James Boswell died in 1795 believing he had touched and kissed a cache of Shakespeare's original letters and papers discovered by a Mr. Ireland.

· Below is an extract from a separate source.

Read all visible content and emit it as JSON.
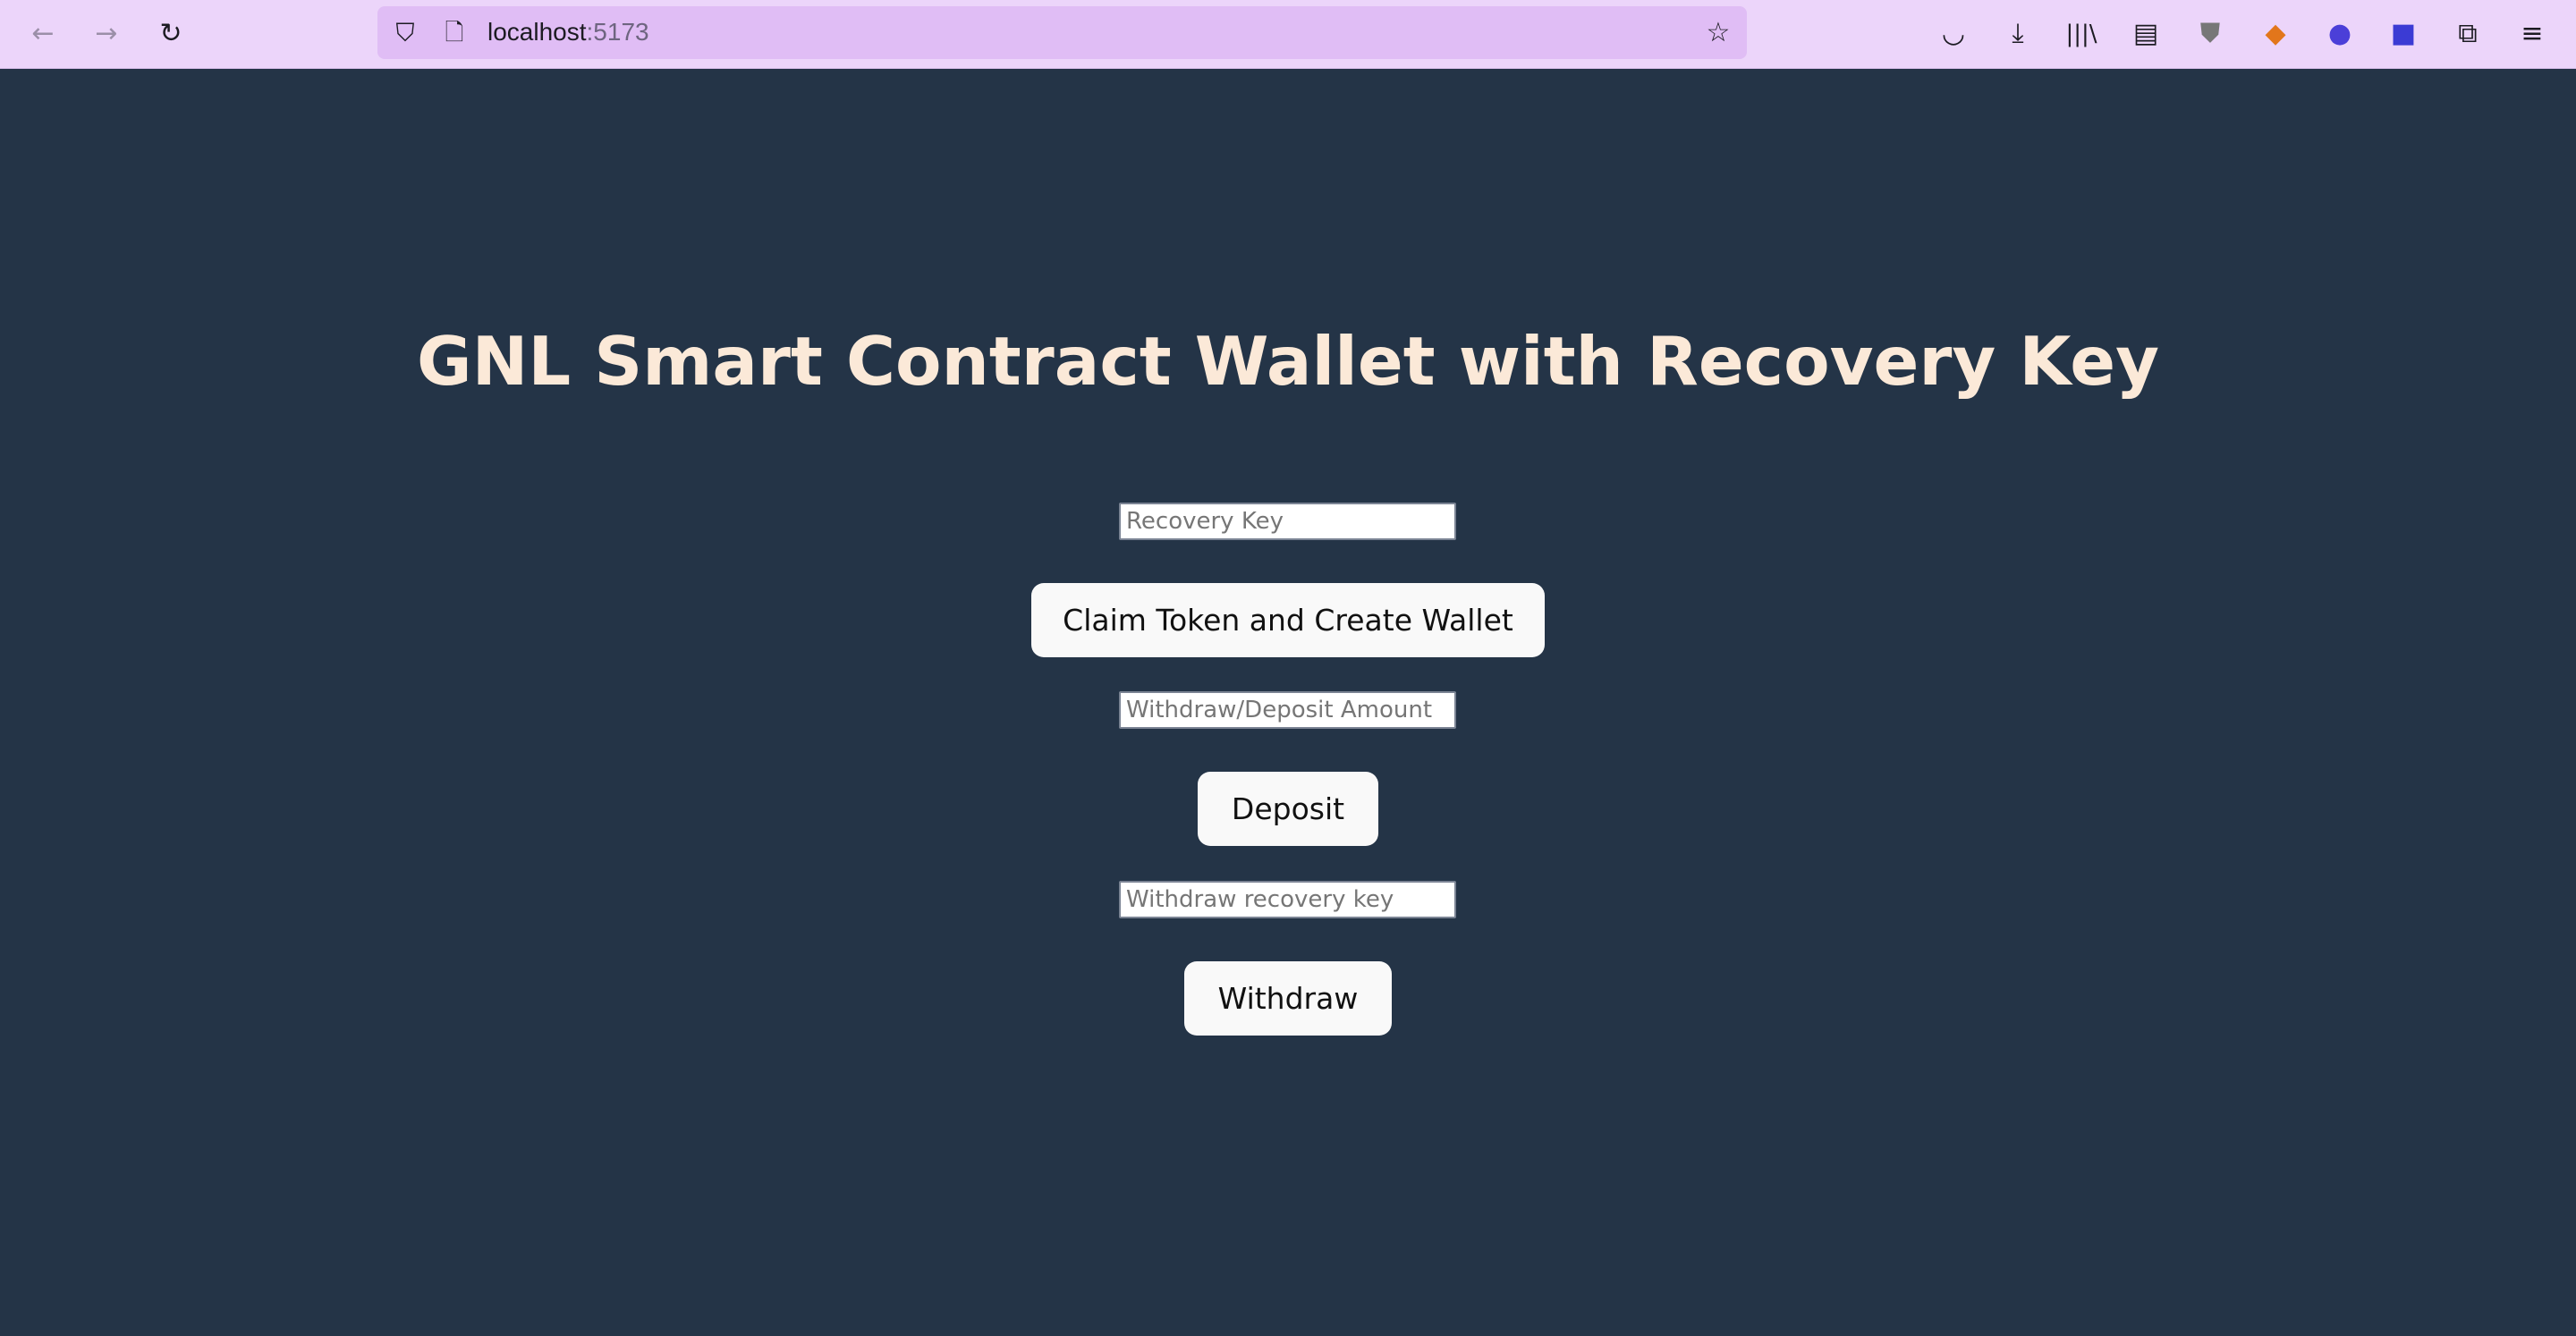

His friend, Edmond Malone, publicly exposed the lot as a forgery just a year later.
A Mademoiselle or Countess of Boetzelaer is mentioned twice in Boswell in Holland, first on the List of Ladies Given Boswell by the Countess of Nassau (BiH, p. 69) and again (although possibly a relative of the former) in a letter from Archibald Stewart to Boswell of December 30, 1763. Stewart writes (half jokingly) about the fine ladies of The Hague saying to one another [...] "it is evidently that young English lord recently come from Utrecht who Mademoiselle Boetzelaer told us was full of wit, very gay and extremly likable".
The Countess of Boetzelaer (or Mademoiselle Boetzelaer) in question is probably either Magdalena Elizabeth van den Boetzelaer (1730-1800) or Sophie Louise van den Boetzelaer (b. 1731), both daughters of Willem Lodewijk van den Boetzelaer, Vrijheer van den Boetzelaer (1691-1733) and Eva Maria Slicher (1700-1780). Another possibility is, of course, that the Countess is their mother, and that the Mademoiselle in question is one of the daughters.